Watership Down is considered a classic, and will forever garner praise. This is something I grudgingly accept, S.T.A.G.S. by M. A. Bennett is no classic. It is a train wreck of a book. If I were to step outside of my emotions, I'd have to admit that it is wholly unworthy of sharing shelf space with Watership Down. This is something i can't do because the memory of being a child betrayed by a book for the very first time is too strong for me to offer any such concession, so together they shall remain on my shelf of hate.
At the end of the day, Watership Down is still my Mordor, but S.T.A.G.S. is very likely my Voldemort, or at the very least an impressively ugly orc sent by Sauron to dog my footsteps.
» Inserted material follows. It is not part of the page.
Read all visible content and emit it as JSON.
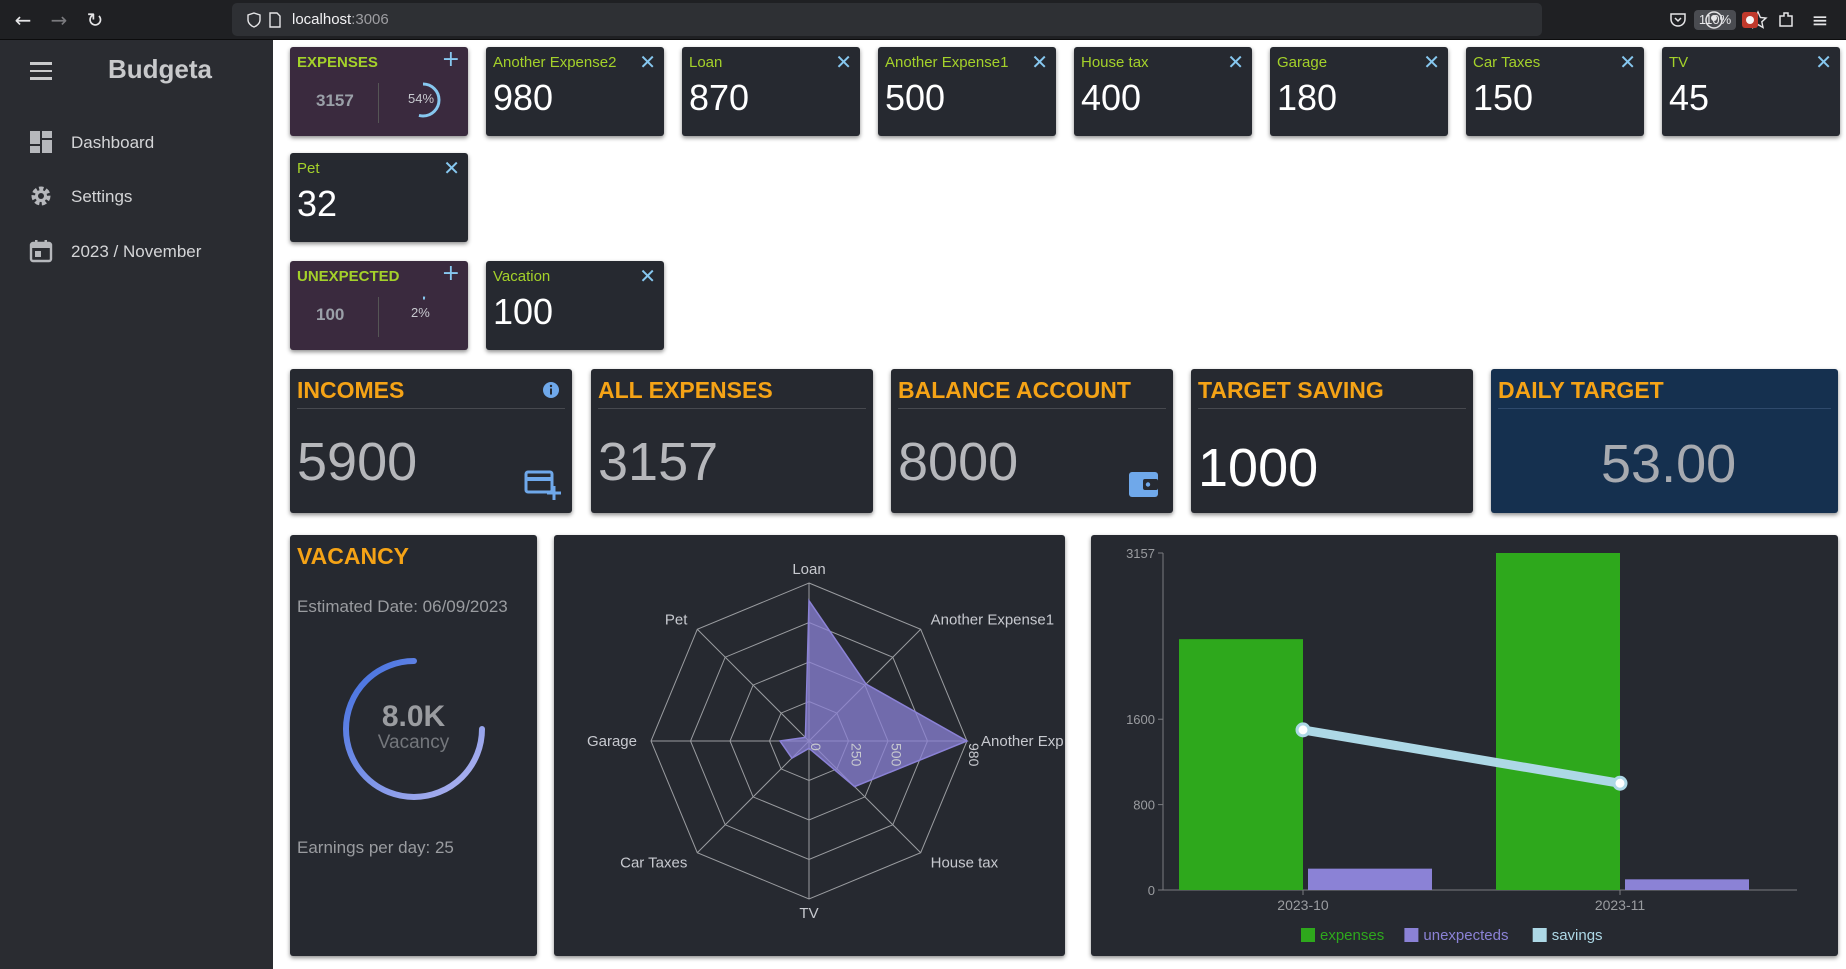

I don’t even know where to begin reviewing the actual content of the book, which can only mean one thing-a list, but first a plot description.
Plot: Bored and rich teen snobs have a bored and rich teen snobs weekend of hunting, shooting, and fishing. They invite some stupid not popular kids to go with them. Bad stuff happens, obviously.
The cover art is beautiful.
In a year overrun by overhyped fantasy, I appreciate a mystery thriller trying to be one of the belles at the YA ball.
I literally laughed out loud at some of the prose. It wasn’t supposed to be funny, but it was beyond corny. The lines felt as though they were lifted from poorly written fan fiction.
Were it not for book club this would have been my second DNF, did not finish, of the year.
The clunky and oddly paced first person past tense and present tense and every other tense narration.
The overall story felt odd, old, and off. It didn’t read like YA. It read like . . . I don’t even know. Something bad.
Our protagonist. Can we actually call her a protagonist since she didn’t actually change over the course of the book. Well, she did grow more and more stupid with every page turn. She was literally “too stupid to live by the final page of the book.” Do you really believe that every adult was in on it with the exception of the man in charge? Your black “friend” is being taken away by evil twins for a holiday weekend and your first instinct is to tell your friends, but not the person in danger? Sorry, what? What are we thinking here? The two white people with beautiful blue eyes and flawless blonde hair hunts the unsuspecting black girl in the sequel? I don’t even know what to say right now. Actually, I do-check the next bullet point.
The icky feeling brought about by the problematic handling of race and racism. Our protagonist lets us know early on that the Medievals, the elitist popular kids, “were not straightforward racists; nothing so simple.” Racism is simple. I’m not even going to try figuring out what it means to be not a straightforward racist. I guess it’s like some of the people marching with torches while shouting racists slurs being good people. Real sweethearts, I’m sure. Can we all agree that we need to stop diminishing, excusing, and giving a pass to racist actions, sentiments, and statements? Just stop.
This book suffered with poor pacing, a lack of tension, and a totally absence of suspense for many reasons. The being the long descriptive passages. For example, imagine you are telling a captive audience about the time you were fighting for your life in the water because a group of insane rich kids are bored by life and desperate to carry on murderous traditions. Does it make sense to interrupt this story for a pages long soliloquy about Robert Downey Jr. playing Sherlock Holmes? The other reason being the reader easily sees everything Greer misses and knows where this book is going before the first chapter ends.
Greer, our protagonist, has an extensive knowledge of films. She likes to compare situations to movie scenes. This little habit starts off as a cute bit of character development, the only bit of character development, but at some point it becomes obnoxious. Not to mention, this isn’t the book you want to read if you haven’t seen every major motion picture of the last 75 years because there are no spoiler warnings to be found.
The breaking of the fourth wall was too inconsistent to be effective. Even if it were consistent, Greer is far too unlikeable for anyone to care. If she had died, I wouldn’t have minded. Her death would have brought the book to an end.
Are we really not telling the police? Really? Seriously? But really?
The magic dress?
Wait? He hates technology and craves the past? What? You are 18. You are technology. Was that a theme? Did I miss something? Did I miss everything? No, no there was nothing to miss.